What is expected - Your answer should be a single number: the count of lines in the entries below that contain "this".

Source material Block Start

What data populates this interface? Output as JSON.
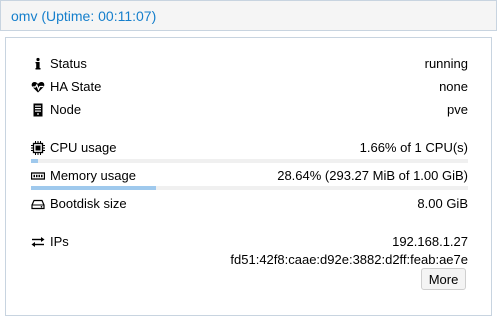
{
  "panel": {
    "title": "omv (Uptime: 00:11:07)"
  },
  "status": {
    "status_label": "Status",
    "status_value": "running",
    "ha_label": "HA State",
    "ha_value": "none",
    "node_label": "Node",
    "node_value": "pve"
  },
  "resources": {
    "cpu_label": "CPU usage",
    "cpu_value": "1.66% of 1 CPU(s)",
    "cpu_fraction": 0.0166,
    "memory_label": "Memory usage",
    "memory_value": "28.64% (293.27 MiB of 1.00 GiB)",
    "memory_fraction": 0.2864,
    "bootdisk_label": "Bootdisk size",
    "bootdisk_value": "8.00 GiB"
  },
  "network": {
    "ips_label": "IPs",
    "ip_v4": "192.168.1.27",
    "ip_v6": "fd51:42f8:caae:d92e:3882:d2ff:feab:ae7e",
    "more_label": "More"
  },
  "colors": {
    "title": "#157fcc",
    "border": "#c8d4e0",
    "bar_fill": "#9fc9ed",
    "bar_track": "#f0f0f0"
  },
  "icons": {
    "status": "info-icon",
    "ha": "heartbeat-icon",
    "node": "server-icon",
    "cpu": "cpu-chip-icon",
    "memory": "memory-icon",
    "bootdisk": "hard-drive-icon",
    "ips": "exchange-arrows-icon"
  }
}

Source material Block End
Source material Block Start

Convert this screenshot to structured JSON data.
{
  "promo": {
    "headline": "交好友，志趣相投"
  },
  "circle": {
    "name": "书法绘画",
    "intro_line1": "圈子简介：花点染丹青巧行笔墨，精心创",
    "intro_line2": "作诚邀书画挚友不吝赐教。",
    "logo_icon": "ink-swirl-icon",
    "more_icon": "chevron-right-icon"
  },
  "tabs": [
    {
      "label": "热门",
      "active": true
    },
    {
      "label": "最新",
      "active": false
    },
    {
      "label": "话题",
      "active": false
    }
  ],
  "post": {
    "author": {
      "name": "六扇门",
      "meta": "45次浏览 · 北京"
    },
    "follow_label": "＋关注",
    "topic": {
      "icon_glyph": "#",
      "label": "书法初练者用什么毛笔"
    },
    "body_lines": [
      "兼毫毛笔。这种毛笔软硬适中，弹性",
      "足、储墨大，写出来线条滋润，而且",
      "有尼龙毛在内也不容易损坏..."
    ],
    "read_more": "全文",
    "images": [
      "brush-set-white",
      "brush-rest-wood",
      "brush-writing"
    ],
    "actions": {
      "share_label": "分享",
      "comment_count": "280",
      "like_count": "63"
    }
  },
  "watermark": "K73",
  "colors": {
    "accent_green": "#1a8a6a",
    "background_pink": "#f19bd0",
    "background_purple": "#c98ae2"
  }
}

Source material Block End

The completed task - 2